MasterCard’s new product – a holistic digital platform that offers a range of “money management” capabilities, such as balance checking, budgeting, setting savings goals and near real-time payments to peers – has just launched in the US.
The US may not be about to embrace a new set of digital payments service directives such as those Europe faces, with the introduction of PSD2 on January 18th, but it’s encouraging to see that the region is preparing for a shift in the way that its population wants to bank.
There’s just one catch, however.
MasterCard Assemble, the name of the new product – perhaps because of its DIY connotations – comes with its own debit card, a mobile app, and, here’s the kicker, a prepaid account.
In other words, MasterCard is avoiding lending Assemble customers money – perhaps because the company does not think, and its analysis shows that today’s millennials are not in a position to pay it back.
The time was when consumers applied for credit cards in order to make certain purchases that they could not afford to pay outright. Back in the day, credit card companies felt that this was ok because the borrowers would eventually earn the money to pay off the debt, plus whatever interest the credit card company had decided to charge.
But it seems that where Millennials are concerned, credit card companies are no longer prepared to take that gamble. “Spend what you have”, they seem to be saying, and we will use technology to slice and dice your spending habits. So you can have lots of analysis about the funds that you do have, but no access to extra funds – even if you are prepared to pay interest.
Is it becoming harder for Millennials seeking credit? Some of the products on the market today seem to suggest that it is, and it does not seem fair. It’s not that banks don’t trust millennials, more that they do not see how millennials are going to come by the money to make credit cards work for them, and that is worrying.
“Prepaid is much more than just a way to safely store and use funds. It is a foundation to create new possibilities for consumers,” says Tom Cronin, senior vice president at MasterCard’s Global Prepaid Product Development and Innovation department.
But safe for who – for Millennials, or for the banks who do not wish to lend to them?
Besides viewing your spending habits in a variety of different and innovative ways, and placing curbs on your spending in order to save, what exactly are these “possibilities” that are mentioned.
They don’t include paying for a wedding, for example, on credit before paying the money back over time. Or to have a new kitchen installed in June, in anticipation of a Christmas bonus. These products can be useful, but they do not provide access to credit – are there enough Millennial focused financial products that do?
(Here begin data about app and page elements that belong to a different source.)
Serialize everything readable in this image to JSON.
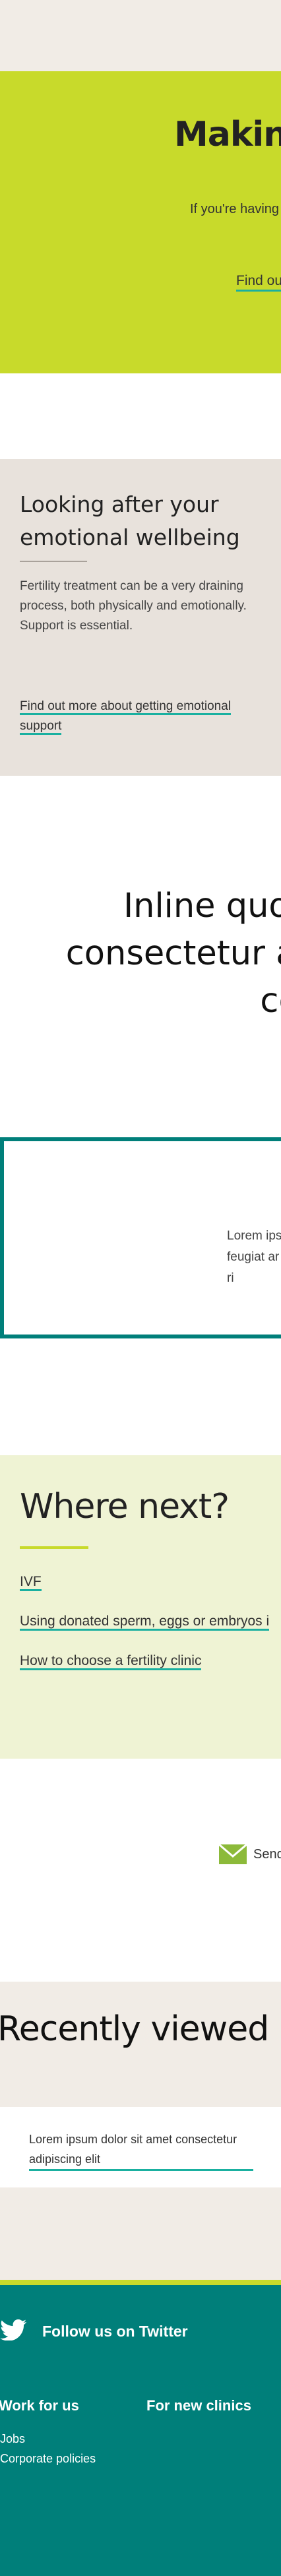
{
  "hero": {
    "title": "Making",
    "subtitle": "If you're having",
    "link": "Find out"
  },
  "wellbeing": {
    "title": "Looking after your emotional wellbeing",
    "body": "Fertility treatment can be a very draining process, both physically and emotionally. Support is essential.",
    "link": "Find out more about getting emotional support"
  },
  "quote": {
    "line1": "Inline quote",
    "line2": "consectetur adi",
    "line3": "con"
  },
  "boxed": {
    "text": "Lorem ipsum feugiat ar semper ri"
  },
  "where_next": {
    "title": "Where next?",
    "links": [
      "IVF",
      "Using donated sperm, eggs or embryos i",
      "How to choose a fertility clinic"
    ]
  },
  "send": {
    "label": "Send"
  },
  "recently_viewed": {
    "title": "Recently viewed",
    "item": "Lorem ipsum dolor sit amet consectetur adipiscing elit"
  },
  "footer": {
    "twitter_label": "Follow us on Twitter",
    "col1_title": "Work for us",
    "col2_title": "For new clinics",
    "links": [
      "Jobs",
      "Corporate policies"
    ]
  },
  "colors": {
    "hero_bg": "#c8da2b",
    "teal": "#007f7a",
    "link_underline": "#1ab0a0",
    "beige": "#e8e2dc",
    "pale_green": "#eff3d4"
  }
}
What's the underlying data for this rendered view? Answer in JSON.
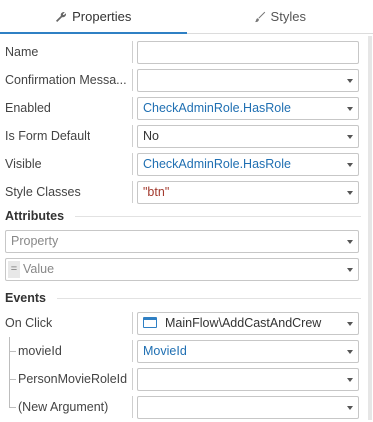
{
  "tabs": [
    {
      "label": "Properties",
      "icon": "wrench-icon",
      "active": true
    },
    {
      "label": "Styles",
      "icon": "brush-icon",
      "active": false
    }
  ],
  "properties": [
    {
      "label": "Name",
      "value": ""
    },
    {
      "label": "Confirmation Messa...",
      "value": ""
    },
    {
      "label": "Enabled",
      "value": "CheckAdminRole.HasRole"
    },
    {
      "label": "Is Form Default",
      "value": "No"
    },
    {
      "label": "Visible",
      "value": "CheckAdminRole.HasRole"
    },
    {
      "label": "Style Classes",
      "value": "\"btn\""
    }
  ],
  "attributes": {
    "title": "Attributes",
    "property_placeholder": "Property",
    "value_placeholder": "Value",
    "eq_symbol": "="
  },
  "events": {
    "title": "Events",
    "on_click_label": "On Click",
    "on_click_value": "MainFlow\\AddCastAndCrew",
    "arguments": [
      {
        "label": "movieId",
        "value": "MovieId"
      },
      {
        "label": "PersonMovieRoleId",
        "value": ""
      },
      {
        "label": "(New Argument)",
        "value": ""
      }
    ]
  },
  "colors": {
    "accent": "#2f80c4",
    "expression": "#1f6fb2",
    "string_literal": "#a33a2e"
  }
}
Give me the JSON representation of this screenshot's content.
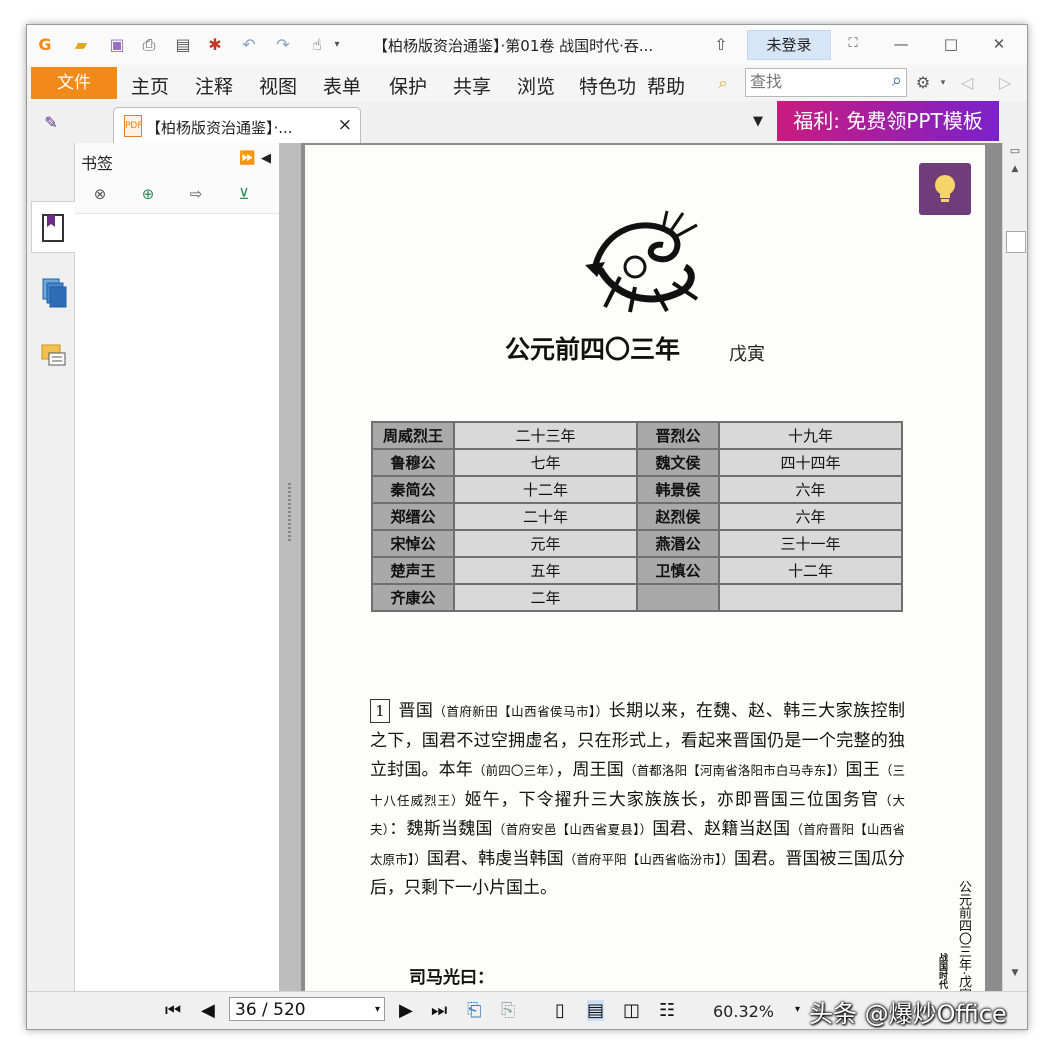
{
  "window": {
    "title": "【柏杨版资治通鉴】·第01卷 战国时代·吞...",
    "login_label": "未登录"
  },
  "menu": {
    "file": "文件",
    "items": [
      "主页",
      "注释",
      "视图",
      "表单",
      "保护",
      "共享",
      "浏览",
      "特色功",
      "帮助"
    ]
  },
  "search": {
    "placeholder": "查找"
  },
  "tabs": [
    {
      "label": "【柏杨版资治通鉴】·...",
      "close": "×"
    }
  ],
  "promo": {
    "label": "福利: 免费领PPT模板"
  },
  "bookmark_panel": {
    "title": "书签"
  },
  "document": {
    "title": "公元前四〇三年",
    "ganzhi": "戊寅",
    "rulers_table": [
      [
        "周威烈王",
        "二十三年",
        "晋烈公",
        "十九年"
      ],
      [
        "鲁穆公",
        "七年",
        "魏文侯",
        "四十四年"
      ],
      [
        "秦简公",
        "十二年",
        "韩景侯",
        "六年"
      ],
      [
        "郑缙公",
        "二十年",
        "赵烈侯",
        "六年"
      ],
      [
        "宋悼公",
        "元年",
        "燕湣公",
        "三十一年"
      ],
      [
        "楚声王",
        "五年",
        "卫慎公",
        "十二年"
      ],
      [
        "齐康公",
        "二年",
        "",
        ""
      ]
    ],
    "paragraph_number": "1",
    "paragraph": [
      {
        "t": "晋国"
      },
      {
        "t": "（首府新田【山西省侯马市】）",
        "note": true
      },
      {
        "t": "长期以来，在魏、赵、韩三大家族控制之下，国君不过空拥虚名，只在形式上，看起来晋国仍是一个完整的独立封国。本年"
      },
      {
        "t": "（前四〇三年）",
        "note": true
      },
      {
        "t": "，周王国"
      },
      {
        "t": "（首都洛阳【河南省洛阳市白马寺东】）",
        "note": true
      },
      {
        "t": "国王"
      },
      {
        "t": "（三十八任威烈王）",
        "note": true
      },
      {
        "t": "姬午，下令擢升三大家族族长，亦即晋国三位国务官"
      },
      {
        "t": "（大夫）",
        "note": true
      },
      {
        "t": "：魏斯当魏国"
      },
      {
        "t": "（首府安邑【山西省夏县】）",
        "note": true
      },
      {
        "t": "国君、赵籍当赵国"
      },
      {
        "t": "（首府晋阳【山西省太原市】）",
        "note": true
      },
      {
        "t": "国君、韩虔当韩国"
      },
      {
        "t": "（首府平阳【山西省临汾市】）",
        "note": true
      },
      {
        "t": "国君。晋国被三国瓜分后，只剩下一小片国土。"
      }
    ],
    "sima_heading": "司马光曰：",
    "side_header": "公元前四〇三年·戊寅",
    "side_header_small": "战国时代"
  },
  "statusbar": {
    "page_indicator": "36 / 520",
    "zoom": "60.32%"
  },
  "watermark": "头条 @爆炒Office",
  "colors": {
    "accent_orange": "#f28a1a",
    "promo_from": "#c91c7f",
    "promo_to": "#7a22c9",
    "tip_purple": "#6e3d7a"
  }
}
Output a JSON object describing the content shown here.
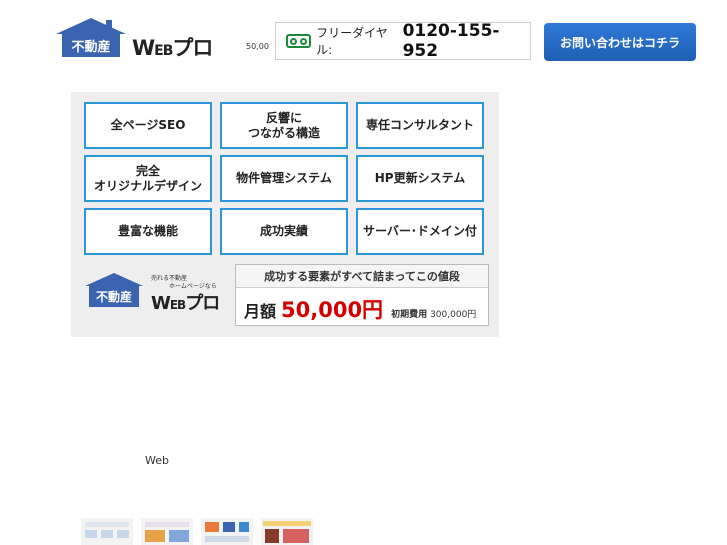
{
  "header": {
    "logo": {
      "house_text": "不動産",
      "brand_main": "W",
      "brand_small": "EB",
      "brand_suffix": "プロ"
    },
    "price_snippet": "50,00",
    "freedial": {
      "label": "フリーダイヤル:",
      "number": "0120-155-952",
      "icon": "freedial-icon"
    },
    "contact_button": "お問い合わせはコチラ"
  },
  "banner": {
    "features": [
      [
        "全ページSEO"
      ],
      [
        "反響に",
        "つながる構造"
      ],
      [
        "専任コンサルタント"
      ],
      [
        "完全",
        "オリジナルデザイン"
      ],
      [
        "物件管理システム"
      ],
      [
        "HP更新システム"
      ],
      [
        "豊富な機能"
      ],
      [
        "成功実績"
      ],
      [
        "サーバー･ドメイン付"
      ]
    ],
    "logo": {
      "tagline_1": "売れる不動産",
      "tagline_2": "ホームページなら",
      "house_text": "不動産",
      "brand_main": "W",
      "brand_small": "EB",
      "brand_suffix": "プロ"
    },
    "price": {
      "headline": "成功する要素がすべて詰まってこの値段",
      "monthly_label": "月額",
      "monthly_amount": "50,000円",
      "initial_label": "初期費用",
      "initial_amount": "300,000円"
    }
  },
  "body": {
    "web_text": "Web"
  },
  "colors": {
    "accent_blue": "#2b97d6",
    "logo_blue": "#3a63b0",
    "price_red": "#d40000",
    "freedial_green": "#1a8a3a"
  }
}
Cronin continues: “This technology enables our partners to deliver best-in-class digital experiences today, as we work to address additional segments such as gig economy workers and underserved consumers and micro businesses.”
It goes back to that phrase beloved of marketing bods, “if you don’t know what the product is, then you are the product”.
This is not a post criticising MasterCard. Far from it.
It is always good to see a finance company leveraging tech to provide customers with valuable insights – in this case spending habits, and real-time account views; and services – in this case peer-to-peer payments, and automatic savings tools – but are millennials truly satisfied with being the “prepaid” generation.
Is the limit of their expectations to become a Deliveroo rider or Uber driver with a prepaid account and no access to savings products, credit cards, and no ability to speculate to accumulate?
Sometimes, it feels that way. Living in a goldfish bowl, working all hours with few benefits, not having their workers’ rights recognised, whilst firms study their transparent spending habits to try to pitch them products that provide short-term gratification only. Faced with these circumstances, how can Millennials get ahead?
In truth, MasterCard intends to roll out its Assemble product to other demographics, too. But would it interest a baby-boomer, on a final salary pension plan, with a second home in France, to see how much per month they spent on candy, or to gather up their small change and sweep it into a savings account. They would likely feel patronised by such a product. Millennial just have to grin and bear it.
So, could it be time that millennials are given access to the same rights to speculate with their money, and take on debt with a view to being a little entrepreneurial making good long-term financial decisions.
Lets’ hope disruptive tech can be used to liberate people financially, and not just restrict them to prepaid products, with lots of bells and whistles on.
We don’t want to live in a financial world that says: you can have all the tech in the world, but none of the wealth.